Default List of Parameters Excluded


Below is an example of adding a parameter named submit to the list of parameters that should be excluded.

Setup Interceptor Stack To Exclude submit Parameter

  <interceptor-stack name="appDefault">
    <interceptor-ref name="defaultStack">
       <param name="exception.logEnabled">true</param>
       <param name="exception.logLevel">ERROR</param>
       <param name="params.excludeParams">dojo..*,^struts..*,^session..*,^request..*,^application..*,^servlet(Request|Response)..*,parameters...*,submit</param>

<default-interceptor-ref name="appDefault" />

Extending the Interceptor

The best way to add behavior to this interceptor is to utilize the ParameterNameAware interface in your actions. However, if you wish to apply a global rule that isn’t implemented in your action, then you could extend this interceptor and override the #acceptableName(String) method.

Using ParameterNameAware could be dangerous as ParameterNameAware#acceptableParameterName(String) takes precedence over ParametersInterceptor which means if ParametersInterceptor excluded given parameter name you can accept it with ParameterNameAware#acceptableParameterName(String).

The best idea is to define very tight restrictions with ParametersInterceptor and relax them per action with ParameterNameAware#acceptableParameterName(String)

Warning on missing parameters

When there is no setter for given parameter name, a warning message like below will be logged in devMode:

SEVERE: Developer Notification (set struts.devMode to false to disable this message):
Unexpected Exception caught setting 'search' on 'class demo.ItemSearchAction: Error setting expression 'search' with value ['search', ]
Error setting expression 'search' with value ['search', ] - [unknown location]
    at com.opensymphony.xwork2.ognl.OgnlValueStack.handleRuntimeException(
    at com.opensymphony.xwork2.ognl.OgnlValueStack.setValue(
    at com.opensymphony.xwork2.ognl.OgnlValueStack.setParameter(
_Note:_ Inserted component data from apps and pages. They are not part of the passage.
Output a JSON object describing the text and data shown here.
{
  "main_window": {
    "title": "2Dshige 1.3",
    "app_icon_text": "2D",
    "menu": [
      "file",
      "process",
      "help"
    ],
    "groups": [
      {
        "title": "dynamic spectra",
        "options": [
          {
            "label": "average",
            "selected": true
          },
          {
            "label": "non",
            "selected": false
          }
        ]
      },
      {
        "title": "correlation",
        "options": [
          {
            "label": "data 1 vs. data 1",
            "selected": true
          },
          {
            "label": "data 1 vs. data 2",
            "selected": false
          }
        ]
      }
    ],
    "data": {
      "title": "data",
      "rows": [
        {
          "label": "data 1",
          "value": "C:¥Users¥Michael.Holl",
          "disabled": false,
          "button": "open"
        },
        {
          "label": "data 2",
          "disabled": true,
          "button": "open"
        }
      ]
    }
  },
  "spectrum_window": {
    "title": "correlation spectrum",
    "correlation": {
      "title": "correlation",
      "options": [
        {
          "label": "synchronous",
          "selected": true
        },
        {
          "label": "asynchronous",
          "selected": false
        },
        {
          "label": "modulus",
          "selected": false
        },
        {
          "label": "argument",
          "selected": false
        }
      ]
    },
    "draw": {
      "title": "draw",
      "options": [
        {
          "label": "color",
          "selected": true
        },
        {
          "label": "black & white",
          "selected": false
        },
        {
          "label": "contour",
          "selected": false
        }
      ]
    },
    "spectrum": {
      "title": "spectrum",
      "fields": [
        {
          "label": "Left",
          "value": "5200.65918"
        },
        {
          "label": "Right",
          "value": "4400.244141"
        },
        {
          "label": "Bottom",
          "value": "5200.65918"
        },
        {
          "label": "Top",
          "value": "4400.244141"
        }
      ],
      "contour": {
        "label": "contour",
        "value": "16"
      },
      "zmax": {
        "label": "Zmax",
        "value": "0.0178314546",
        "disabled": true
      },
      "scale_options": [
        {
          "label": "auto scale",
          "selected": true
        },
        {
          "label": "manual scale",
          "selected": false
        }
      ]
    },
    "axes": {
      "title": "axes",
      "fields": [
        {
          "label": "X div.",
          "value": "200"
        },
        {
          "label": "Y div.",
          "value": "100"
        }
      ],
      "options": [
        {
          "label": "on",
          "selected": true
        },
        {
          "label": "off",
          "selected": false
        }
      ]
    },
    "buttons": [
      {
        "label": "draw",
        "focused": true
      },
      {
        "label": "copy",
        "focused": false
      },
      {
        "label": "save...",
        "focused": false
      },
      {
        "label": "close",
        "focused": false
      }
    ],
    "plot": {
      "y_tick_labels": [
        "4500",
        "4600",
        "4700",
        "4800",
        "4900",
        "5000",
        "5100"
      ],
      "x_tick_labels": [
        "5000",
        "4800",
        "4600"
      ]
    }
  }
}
Thus is expected behaviour to allow developer to spot missing setter or typo in either parameter name or setter.


<action name="someAction" class="com.examples.SomeAction">
  <interceptor-ref name="params"/>
  <result name="success">good_result.ftl</result>